A PRIDE FLAG FOR EVERY FARMHOUSE

The seat where you once bodied is empty.
You toggle the power window open, flesh

exits. Wind whips horse tails at green-headed
flies, wheels melt liquid-quick. You’re left 

with a nest of nerve endings, electric
and hot as the radio dial. Still, every thrust in

treble and bass bursts hard tack candies
down a spine. The chasse, vibrating gospel

organ pipes, jolts a firecracker synapse relief.
Gravel road clears its throat of silent remorse

and bucks your tendons into heedlessness,
headless cravings only for rhinestone ice voltage. 

You find this tongue, a rippling pennant
of muscle and blood, so intangible and alive.

Tongue billows up a mouth, a gym class parachute, 
to scream disturbance into creation. In a second’s

displacement, this same breath reverbs anatomy
back into flat vinyl folds, primary-colored pie

slices, vinyl records to spin vibrations in all
rainbows. Only a spectre remains in the driver’s 

seat which was bodied before the body traveled
elsewhere. Your lovers conduct the vehicle 

onwards, wearing their best collaborations
between skin and vital impulse—soft laughs, 

wild-eyed grins, peaceful sleeps with a book. 
Each flashes past: a static crackle in the music, 

willowy cattail fronds, a scratching long nail
along the crescent conch shell of your ear. 

Just open a window. Open a moment, amnesia
of earthly pain. Open encompassing humidity,

familial greenness, too ripe. Open a second
for gasping cold longing. You hear the cicadas

now like before: Do you really think, after
all we’ve done to this place, we will

get to leave when we’re through?
Eager lips suck in gnats, raisinets
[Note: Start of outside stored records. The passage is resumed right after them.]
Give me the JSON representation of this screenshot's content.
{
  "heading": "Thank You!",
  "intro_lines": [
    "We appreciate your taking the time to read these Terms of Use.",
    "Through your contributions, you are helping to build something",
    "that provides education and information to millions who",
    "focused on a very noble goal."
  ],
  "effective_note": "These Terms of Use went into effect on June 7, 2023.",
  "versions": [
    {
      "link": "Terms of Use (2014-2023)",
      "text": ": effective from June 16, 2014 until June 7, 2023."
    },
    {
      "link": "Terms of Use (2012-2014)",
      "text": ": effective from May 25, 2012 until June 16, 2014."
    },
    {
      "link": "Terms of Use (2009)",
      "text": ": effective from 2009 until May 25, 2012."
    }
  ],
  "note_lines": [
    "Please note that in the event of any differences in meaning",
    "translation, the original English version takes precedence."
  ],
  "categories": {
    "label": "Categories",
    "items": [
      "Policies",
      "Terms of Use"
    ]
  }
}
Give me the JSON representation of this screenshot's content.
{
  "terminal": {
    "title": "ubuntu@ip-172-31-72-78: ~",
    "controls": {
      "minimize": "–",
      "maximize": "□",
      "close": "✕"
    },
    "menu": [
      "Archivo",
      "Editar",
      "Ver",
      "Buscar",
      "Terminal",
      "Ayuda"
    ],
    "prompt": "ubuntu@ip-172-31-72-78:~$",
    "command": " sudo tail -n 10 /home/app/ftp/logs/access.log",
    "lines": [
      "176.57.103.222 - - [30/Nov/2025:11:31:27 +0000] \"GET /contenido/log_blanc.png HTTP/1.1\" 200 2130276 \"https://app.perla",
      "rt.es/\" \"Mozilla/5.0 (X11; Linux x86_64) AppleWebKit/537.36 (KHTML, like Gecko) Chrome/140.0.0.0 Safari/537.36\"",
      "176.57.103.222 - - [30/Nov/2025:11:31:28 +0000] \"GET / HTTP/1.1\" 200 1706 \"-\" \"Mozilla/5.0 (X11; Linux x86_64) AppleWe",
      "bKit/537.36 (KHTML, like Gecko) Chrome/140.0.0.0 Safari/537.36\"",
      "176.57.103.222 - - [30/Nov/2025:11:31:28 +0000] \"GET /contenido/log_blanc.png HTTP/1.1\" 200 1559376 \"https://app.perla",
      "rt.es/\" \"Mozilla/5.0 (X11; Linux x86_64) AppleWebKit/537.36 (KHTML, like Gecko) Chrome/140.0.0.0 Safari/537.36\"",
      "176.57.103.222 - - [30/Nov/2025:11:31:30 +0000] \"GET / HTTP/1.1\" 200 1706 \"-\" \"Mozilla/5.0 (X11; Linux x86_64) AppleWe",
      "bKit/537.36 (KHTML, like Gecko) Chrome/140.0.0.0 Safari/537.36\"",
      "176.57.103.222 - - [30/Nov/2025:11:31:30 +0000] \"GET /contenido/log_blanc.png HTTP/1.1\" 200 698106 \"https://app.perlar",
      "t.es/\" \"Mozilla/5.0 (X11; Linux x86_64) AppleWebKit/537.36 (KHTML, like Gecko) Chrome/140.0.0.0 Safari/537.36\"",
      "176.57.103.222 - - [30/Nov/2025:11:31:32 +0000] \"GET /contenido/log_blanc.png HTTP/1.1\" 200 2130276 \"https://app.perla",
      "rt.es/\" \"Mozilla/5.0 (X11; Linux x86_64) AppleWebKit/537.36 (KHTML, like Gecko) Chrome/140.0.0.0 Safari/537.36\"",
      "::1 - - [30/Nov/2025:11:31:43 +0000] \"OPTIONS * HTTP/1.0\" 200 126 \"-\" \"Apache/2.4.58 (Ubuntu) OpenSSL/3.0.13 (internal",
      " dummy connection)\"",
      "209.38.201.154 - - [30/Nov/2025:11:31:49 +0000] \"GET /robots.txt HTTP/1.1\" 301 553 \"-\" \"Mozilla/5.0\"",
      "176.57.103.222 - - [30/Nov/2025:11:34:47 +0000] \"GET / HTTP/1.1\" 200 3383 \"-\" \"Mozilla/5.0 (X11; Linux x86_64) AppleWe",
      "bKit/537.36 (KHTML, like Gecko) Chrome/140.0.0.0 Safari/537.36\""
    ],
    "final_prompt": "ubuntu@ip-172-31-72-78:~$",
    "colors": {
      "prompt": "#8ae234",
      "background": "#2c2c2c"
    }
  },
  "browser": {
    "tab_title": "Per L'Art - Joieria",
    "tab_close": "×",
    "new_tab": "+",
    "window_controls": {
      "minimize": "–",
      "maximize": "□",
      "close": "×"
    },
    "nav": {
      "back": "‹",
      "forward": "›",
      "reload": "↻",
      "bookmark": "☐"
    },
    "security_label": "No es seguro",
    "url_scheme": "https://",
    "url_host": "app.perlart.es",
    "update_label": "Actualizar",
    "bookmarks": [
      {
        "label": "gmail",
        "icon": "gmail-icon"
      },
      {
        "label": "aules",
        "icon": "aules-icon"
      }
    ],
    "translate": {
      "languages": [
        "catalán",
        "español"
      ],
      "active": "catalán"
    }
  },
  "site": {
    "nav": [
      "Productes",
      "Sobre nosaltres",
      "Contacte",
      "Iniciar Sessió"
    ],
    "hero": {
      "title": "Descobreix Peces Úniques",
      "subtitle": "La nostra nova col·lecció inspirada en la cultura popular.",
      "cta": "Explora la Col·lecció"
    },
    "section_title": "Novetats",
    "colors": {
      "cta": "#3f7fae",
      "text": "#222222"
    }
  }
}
and there aren’t enough mailboxes
on this road for target practice.

There aren’t enough mailboxes on
this road for love letters.

The radio grabs your hand though
you’ve both forgotten these fingers

can tense or your own grip generate pain. 
You dance through the car window,

a stream in today’s front-toothed whistle.

 

FOR WORKERS ON VALENTINE'S DAY

i.
The fermentation is so sweet. Hung
from the walls, fragrant mortality clings 

to blazers, cheap denim, wafts bodices
splayed on concrete. Grasses ooze 

farewell and brew a sucrose venom
nostalgia before too-hot sun molds them 

yellow furniture. To debts never carbon
copy papered, where is the dignity? 

This afterlife is diary pages, intimate
in obscurity and unfaithful when read aloud.

ii.
My subway car rips open today

like an aluminum-wrapped baked potato, 
and my mangled body is fruit punch.

As soft as cafeteria lunch trays, I write out
a will with the sharp buttons on my backpack,

leave it there to become a mule, biting
lawyers and cameras. Grandma’s doilies

now soggy, Grandma’s Winchester is stolen. 
Red, red, red hearts litter the street, vigilant

memory of picket line vibrations then silence. 
Feasting never ceases for some flesh.  

iii.
Roses taste tacky this season so cover
a child in bubblegum kisses. Tell them 

they are lightning. When you remember me
to them, let me wipe away the wet illusions

of freedom and gift them a hammer, 
a sewing needle to bang out a new world.

If you want to be a god, fill children
with the fire under a lentil soup. 


LANA POCHIRO is a poet proudly from the mix of Appalachia and Rust Belt found in Youngstown, Ohio. You can also read her work in Rogue Agent and follow her on Instagram at @lana.m.p.